“If you need something to get into the outback, or ponds and lakes, then you need a plane with longer wings. Same with surveillance or loitering,” he said. “But if you want to go fast, then you’ll need a shorter wing. This is a way to do both.”
Gevers said the reaction in the aviation community has been a mixed one, but not entirely unexpected considering the complex design of the aircraft.
“People who like to fly airplanes and want to experience the airplane love it,” he said, citing the versatility of its uses. “But manufacturers that have to figure out how to build it, don’t love it, or they’re afraid to say they do.”
To attract manufacturers, Gevers started his own company, Gevers Aircraft Inc., with a website devoted to the Genesis’ design specs and goal at geversaircraft.com. He’s even built his own wind tunnel with his brother, Matthew, in which they have proven his design will fly.
And now, almost 30 years after the idea first popped into his head, and after getting a nearly inch-think patent approved in 1997, Gevers finally signed a contract with the Halberd Corporation last month to produce a full-scale flying prototype.
“I used to think that I’d like to manufacture airplanes. Now I’d be happy if it actually was a good enough idea I saw somebody pick it up and use it,” Gevers said.
The Halberd Corporation, based in Las Vegas, seems to think it is a good idea.
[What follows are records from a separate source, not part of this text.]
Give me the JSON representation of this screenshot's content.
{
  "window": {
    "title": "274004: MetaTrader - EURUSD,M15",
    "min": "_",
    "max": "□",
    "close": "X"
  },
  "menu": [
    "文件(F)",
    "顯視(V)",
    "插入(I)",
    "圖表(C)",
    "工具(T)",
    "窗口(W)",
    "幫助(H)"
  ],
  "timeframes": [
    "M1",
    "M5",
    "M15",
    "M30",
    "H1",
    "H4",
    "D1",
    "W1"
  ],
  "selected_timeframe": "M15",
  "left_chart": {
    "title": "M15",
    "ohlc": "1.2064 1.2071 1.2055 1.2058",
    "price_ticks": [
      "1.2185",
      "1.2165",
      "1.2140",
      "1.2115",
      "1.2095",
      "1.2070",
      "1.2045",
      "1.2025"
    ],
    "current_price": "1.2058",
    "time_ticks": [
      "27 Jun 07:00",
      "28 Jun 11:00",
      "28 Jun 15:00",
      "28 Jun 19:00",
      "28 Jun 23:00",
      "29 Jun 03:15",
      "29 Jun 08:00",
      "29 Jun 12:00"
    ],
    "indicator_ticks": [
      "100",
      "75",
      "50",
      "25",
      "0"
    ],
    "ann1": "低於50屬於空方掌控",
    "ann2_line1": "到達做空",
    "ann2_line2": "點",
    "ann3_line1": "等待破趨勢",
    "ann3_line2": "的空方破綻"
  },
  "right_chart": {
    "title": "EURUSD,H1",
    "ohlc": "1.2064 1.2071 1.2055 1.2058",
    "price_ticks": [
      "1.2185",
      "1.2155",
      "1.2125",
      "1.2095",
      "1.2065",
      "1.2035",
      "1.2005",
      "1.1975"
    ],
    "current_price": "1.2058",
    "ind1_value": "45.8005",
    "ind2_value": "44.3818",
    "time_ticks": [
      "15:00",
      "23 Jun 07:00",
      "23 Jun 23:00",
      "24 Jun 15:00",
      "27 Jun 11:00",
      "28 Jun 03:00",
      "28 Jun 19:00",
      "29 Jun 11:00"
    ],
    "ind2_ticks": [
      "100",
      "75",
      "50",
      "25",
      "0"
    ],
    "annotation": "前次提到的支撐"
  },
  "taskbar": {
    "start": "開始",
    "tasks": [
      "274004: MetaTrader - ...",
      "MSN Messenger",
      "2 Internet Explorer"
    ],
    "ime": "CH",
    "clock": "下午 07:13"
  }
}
Known for the production of both short and long-range unmanned aircraft, Halberd sees the potential of Gevers’ aircraft being able to land on multiple surfaces and its ability to fly quickly or loiter above an area.
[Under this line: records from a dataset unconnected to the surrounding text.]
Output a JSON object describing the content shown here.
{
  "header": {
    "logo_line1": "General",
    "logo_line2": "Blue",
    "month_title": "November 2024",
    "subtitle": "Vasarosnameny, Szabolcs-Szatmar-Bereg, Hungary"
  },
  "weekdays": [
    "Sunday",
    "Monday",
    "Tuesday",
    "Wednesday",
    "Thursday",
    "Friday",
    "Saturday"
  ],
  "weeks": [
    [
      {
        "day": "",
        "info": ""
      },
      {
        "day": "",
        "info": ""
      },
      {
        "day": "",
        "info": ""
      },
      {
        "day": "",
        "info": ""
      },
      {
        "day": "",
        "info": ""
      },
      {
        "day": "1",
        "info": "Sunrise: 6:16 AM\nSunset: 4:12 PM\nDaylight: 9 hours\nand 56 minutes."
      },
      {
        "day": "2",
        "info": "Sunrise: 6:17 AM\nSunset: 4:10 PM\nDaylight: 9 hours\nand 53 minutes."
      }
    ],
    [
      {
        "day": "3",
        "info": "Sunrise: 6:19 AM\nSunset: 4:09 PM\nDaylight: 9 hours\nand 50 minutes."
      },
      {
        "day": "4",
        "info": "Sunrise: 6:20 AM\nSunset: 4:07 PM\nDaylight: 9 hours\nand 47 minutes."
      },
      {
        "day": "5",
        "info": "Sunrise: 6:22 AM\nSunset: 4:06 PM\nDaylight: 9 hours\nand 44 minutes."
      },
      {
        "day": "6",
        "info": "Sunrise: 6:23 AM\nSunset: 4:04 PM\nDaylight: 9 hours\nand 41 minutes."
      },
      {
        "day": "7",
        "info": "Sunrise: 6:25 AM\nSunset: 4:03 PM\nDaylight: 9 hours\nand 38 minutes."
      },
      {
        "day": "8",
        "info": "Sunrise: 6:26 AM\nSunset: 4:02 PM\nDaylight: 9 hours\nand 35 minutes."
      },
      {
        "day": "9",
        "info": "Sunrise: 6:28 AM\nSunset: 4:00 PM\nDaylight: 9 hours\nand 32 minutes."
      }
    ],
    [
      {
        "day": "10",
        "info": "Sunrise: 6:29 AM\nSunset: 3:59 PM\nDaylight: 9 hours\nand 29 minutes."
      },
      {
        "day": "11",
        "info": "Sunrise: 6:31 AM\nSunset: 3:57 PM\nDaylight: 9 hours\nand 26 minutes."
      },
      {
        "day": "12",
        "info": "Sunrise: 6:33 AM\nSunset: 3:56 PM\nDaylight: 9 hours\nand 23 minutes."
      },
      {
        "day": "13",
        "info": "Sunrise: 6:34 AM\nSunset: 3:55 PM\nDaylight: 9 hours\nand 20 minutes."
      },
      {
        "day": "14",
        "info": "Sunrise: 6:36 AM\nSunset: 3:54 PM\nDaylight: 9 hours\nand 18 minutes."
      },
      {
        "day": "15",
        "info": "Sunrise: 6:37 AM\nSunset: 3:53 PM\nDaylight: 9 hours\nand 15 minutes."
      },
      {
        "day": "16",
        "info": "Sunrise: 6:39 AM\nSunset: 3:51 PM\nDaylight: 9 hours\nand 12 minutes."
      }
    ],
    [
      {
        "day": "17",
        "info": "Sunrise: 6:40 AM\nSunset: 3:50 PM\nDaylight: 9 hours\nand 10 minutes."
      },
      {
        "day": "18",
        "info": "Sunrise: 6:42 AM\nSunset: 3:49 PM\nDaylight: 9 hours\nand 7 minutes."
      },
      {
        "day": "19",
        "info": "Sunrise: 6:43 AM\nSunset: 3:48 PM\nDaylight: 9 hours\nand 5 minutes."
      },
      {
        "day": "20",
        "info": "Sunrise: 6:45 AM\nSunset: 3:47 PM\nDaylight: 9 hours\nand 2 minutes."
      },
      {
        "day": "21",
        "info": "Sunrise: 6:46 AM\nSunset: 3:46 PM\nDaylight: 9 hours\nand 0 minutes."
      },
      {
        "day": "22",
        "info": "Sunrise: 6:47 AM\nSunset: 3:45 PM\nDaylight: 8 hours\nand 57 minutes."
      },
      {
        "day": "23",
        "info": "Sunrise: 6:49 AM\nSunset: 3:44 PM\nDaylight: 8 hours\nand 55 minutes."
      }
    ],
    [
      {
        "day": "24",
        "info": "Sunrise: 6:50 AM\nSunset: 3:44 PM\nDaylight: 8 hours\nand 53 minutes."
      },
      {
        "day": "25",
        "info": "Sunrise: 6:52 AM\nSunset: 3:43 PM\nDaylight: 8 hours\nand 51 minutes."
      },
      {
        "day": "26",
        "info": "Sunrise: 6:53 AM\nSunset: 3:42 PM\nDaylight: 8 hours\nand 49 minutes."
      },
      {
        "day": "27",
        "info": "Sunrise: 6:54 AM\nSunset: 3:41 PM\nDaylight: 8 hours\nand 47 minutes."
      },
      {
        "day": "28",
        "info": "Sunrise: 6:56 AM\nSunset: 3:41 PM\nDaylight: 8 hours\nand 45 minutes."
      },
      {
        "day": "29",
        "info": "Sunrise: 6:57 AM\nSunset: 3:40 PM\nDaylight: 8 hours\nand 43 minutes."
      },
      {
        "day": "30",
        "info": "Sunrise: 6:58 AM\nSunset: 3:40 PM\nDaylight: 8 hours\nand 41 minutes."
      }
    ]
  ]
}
“As a former Navy Seal, I see numerous advantages for this unique configuration as it affords operation on snow, water and land,” Halberd President Reuben Lowing said in a press release. “The U.S. military, especially the Navy Seals will find these abilities superior to our competition.”
Halberd is currently working on three sizes of the Genesis — all amphibious.
Gevers hopes that by this time next year he’ll be able to fly the Genesis out of the Crawfordsville airport, an experience he believes will remain unmatched in all his years of aviation.
“That would be the crown of an engineering career — to see your innovative idea that didn’t catch on right away actually help mankind and have a place in history.”